§ WORK INSTRUCTIONS: Filter the entries below down to the lines that hold "note".

§ Records from a dataset:
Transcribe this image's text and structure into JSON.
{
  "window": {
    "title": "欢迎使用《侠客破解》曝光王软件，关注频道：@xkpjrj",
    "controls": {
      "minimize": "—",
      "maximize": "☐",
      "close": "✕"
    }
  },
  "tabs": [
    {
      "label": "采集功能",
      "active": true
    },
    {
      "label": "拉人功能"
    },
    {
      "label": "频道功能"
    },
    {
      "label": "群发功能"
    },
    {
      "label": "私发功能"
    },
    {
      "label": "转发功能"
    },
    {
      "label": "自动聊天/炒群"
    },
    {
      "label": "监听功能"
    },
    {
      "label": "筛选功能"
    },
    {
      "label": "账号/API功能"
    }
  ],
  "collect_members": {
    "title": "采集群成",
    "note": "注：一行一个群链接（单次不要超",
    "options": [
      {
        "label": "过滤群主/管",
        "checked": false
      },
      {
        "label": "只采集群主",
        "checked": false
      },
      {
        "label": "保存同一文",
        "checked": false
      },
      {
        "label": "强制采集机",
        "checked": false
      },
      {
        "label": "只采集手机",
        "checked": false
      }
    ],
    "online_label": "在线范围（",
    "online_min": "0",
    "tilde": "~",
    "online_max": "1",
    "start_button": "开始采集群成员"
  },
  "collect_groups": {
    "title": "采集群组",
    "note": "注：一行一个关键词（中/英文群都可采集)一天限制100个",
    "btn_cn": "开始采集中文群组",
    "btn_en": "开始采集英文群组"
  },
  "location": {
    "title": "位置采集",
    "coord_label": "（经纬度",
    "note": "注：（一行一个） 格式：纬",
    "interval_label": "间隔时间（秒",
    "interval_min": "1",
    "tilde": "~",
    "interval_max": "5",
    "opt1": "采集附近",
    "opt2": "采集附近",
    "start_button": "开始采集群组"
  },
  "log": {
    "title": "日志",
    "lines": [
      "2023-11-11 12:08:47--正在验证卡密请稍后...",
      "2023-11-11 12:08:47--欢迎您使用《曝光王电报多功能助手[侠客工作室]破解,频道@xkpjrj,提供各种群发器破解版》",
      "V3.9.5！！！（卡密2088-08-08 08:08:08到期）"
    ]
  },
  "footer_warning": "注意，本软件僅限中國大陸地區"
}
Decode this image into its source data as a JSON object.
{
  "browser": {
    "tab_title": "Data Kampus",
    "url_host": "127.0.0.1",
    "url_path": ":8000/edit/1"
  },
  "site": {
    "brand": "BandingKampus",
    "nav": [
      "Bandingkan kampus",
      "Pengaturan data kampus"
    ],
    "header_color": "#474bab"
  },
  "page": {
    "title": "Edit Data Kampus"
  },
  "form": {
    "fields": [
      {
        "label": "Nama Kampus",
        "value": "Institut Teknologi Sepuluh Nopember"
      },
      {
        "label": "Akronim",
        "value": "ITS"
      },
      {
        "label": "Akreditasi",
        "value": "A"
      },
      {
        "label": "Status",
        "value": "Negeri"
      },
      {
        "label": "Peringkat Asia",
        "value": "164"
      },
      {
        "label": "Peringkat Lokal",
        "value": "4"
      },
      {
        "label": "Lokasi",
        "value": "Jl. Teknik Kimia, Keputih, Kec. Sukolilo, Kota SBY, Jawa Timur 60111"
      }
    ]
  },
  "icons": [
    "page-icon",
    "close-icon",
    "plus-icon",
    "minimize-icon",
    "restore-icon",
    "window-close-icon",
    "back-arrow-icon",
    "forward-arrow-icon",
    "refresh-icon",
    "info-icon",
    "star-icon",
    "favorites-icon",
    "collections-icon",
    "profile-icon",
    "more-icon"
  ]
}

§ SOLUTION TO THE PROBLEM:
    "note": "注：一行一个群链接（单次不要超",
    "note": "注：一行一个关键词（中/英文群都可采集)一天限制100个",
    "note": "注：（一行一个） 格式：纬",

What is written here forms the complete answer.